                    Dew Light
Now in the blessed days of more and less
when the news about time is that each day
there is less of it I know none of that
as I walk out through the early garden
only the day and I are here with no
before or after and the dew looks up
without a number or a present age

The Merwin Conservancy

         Those 19 acres, 2740 palms, are the work of reclamation the world so badly needs to do - as Thomas Berry describes it in The Great Work. The palms, along with bananas and mangos and papaya were planted on land that was damaged first by logging, then pineapple rows were planted vertically so most of the soil washed away.  What was left of the soil grew grasses so bitter that an experiment in grazing failed when the cows’ lips curled in disgust.

         The work of reclamation is what there is when the age of conquering the world is over. Or let us say that reclamation and renewal are the new adventure.  What if our own or the world’s losses connect us rather than embitter or force us to turn us aside?

        Merwin has been aware of what has been happening to our planet for a long time. His great poem For A Coming Extinction was published in The Lice in 1967, which makes me feel like a Jenny-come-lately to environmental concerns. In 1967 many of us were working and writing against the Vietnam War,  and so was he - but he was able to step out of the headlines and into the world to come, which he knew was already there. For A Coming Extinction laments:  
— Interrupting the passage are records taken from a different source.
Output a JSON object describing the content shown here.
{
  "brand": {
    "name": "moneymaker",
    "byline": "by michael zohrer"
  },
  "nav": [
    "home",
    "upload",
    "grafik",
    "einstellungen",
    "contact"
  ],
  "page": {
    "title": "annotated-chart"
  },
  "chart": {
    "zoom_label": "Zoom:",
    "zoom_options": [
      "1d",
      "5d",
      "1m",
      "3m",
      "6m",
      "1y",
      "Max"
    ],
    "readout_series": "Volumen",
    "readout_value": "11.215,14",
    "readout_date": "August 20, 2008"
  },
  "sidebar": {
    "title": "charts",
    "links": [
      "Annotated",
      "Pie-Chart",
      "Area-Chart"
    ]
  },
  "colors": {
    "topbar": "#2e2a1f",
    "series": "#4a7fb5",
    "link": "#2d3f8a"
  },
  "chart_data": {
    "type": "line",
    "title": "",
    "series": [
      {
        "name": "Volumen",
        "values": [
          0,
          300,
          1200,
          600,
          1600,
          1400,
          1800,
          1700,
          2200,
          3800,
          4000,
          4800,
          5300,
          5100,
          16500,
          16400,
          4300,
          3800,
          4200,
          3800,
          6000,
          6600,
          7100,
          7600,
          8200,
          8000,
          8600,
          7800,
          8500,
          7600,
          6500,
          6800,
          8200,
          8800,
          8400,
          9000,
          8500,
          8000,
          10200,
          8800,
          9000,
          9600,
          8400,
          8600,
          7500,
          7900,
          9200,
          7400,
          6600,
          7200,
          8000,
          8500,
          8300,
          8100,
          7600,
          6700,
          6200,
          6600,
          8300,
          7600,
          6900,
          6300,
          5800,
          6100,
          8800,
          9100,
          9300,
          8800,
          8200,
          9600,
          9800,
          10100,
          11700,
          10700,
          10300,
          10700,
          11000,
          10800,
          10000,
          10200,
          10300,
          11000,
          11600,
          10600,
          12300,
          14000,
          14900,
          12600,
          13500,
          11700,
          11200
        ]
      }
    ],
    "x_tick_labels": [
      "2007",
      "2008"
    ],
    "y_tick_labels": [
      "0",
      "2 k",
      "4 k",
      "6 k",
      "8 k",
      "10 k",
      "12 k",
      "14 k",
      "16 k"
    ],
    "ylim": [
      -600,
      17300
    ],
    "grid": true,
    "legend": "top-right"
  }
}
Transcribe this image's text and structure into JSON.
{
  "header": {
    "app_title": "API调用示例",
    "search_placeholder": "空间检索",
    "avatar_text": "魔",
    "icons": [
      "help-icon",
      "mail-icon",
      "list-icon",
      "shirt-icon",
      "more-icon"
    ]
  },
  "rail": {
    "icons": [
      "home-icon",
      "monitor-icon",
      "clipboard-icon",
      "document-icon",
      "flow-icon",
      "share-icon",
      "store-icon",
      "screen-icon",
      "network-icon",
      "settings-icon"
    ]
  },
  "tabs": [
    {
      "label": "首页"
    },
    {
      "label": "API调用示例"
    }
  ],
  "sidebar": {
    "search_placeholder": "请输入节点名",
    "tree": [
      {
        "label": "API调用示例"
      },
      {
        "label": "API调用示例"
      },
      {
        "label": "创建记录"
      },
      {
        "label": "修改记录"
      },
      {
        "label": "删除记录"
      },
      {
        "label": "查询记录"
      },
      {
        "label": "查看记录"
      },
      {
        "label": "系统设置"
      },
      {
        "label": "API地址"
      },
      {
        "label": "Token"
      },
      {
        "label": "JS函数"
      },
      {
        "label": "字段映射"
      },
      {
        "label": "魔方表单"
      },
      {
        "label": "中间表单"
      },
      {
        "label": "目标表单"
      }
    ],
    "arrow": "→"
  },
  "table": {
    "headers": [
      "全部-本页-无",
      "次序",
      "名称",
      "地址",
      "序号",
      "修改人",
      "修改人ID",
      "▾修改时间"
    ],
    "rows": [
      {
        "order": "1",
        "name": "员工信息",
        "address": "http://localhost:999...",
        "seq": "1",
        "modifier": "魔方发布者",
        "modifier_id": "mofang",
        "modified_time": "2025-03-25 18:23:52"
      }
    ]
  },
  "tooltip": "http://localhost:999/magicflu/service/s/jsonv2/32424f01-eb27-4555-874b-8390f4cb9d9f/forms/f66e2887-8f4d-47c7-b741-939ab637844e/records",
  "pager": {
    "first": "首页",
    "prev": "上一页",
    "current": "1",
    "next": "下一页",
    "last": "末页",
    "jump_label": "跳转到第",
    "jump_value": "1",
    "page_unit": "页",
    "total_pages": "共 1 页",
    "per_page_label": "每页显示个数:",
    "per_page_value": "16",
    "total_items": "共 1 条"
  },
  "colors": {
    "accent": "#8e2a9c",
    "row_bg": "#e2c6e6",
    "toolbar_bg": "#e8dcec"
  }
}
“Gray whale/ Now that we are sending you to The End/ That great god/ Tell him/ That we who follow you invented forgiveness/ And forgive nothing.”

The Merwin Conservancy
In an interview with Joel Whitney, Merwin talked about the story of Noah:
« I loved that story so much. And I had this fantasy of building an ark in the back yard, because when the rains came, I said, you know, nobody believed Noah. Nobody will believe us either. We can build this boat, but [smirking] where are we going to get the animals? »

         Merwin has alternated originality, translation and reclamations since his 30s. I was aware of his long poetic narrative on the history of the Hawaiians, The Folding Cliffs, but I did not know that he had once translated the poetry of the Native American Crow people. In an interview with Edward Hirsch in 1986 Merwin said:
« And I had very much the feeling about the Crow, along with American Indian poetry in general, and many other non-literate poetries, too— that even as we talked about it, it was disappearing. And I think of it as of comparable importance to, say, the burning of the library at Alexandria. »

          That comparison. A lessening of scale, a tale of equivalence. Not a diminishing of what we have achieved, but the recognition that others have done as well, and their work is just as significant. This too is the great work.

The Merwin Conservatory

 Insurance Man
The Life and Art of Wallace Stevens

The New Yorker
May 2, 2016

Joel Whitney interviews W.S. Merwin
February 15, 2011

The Lice, Atheneum, 1967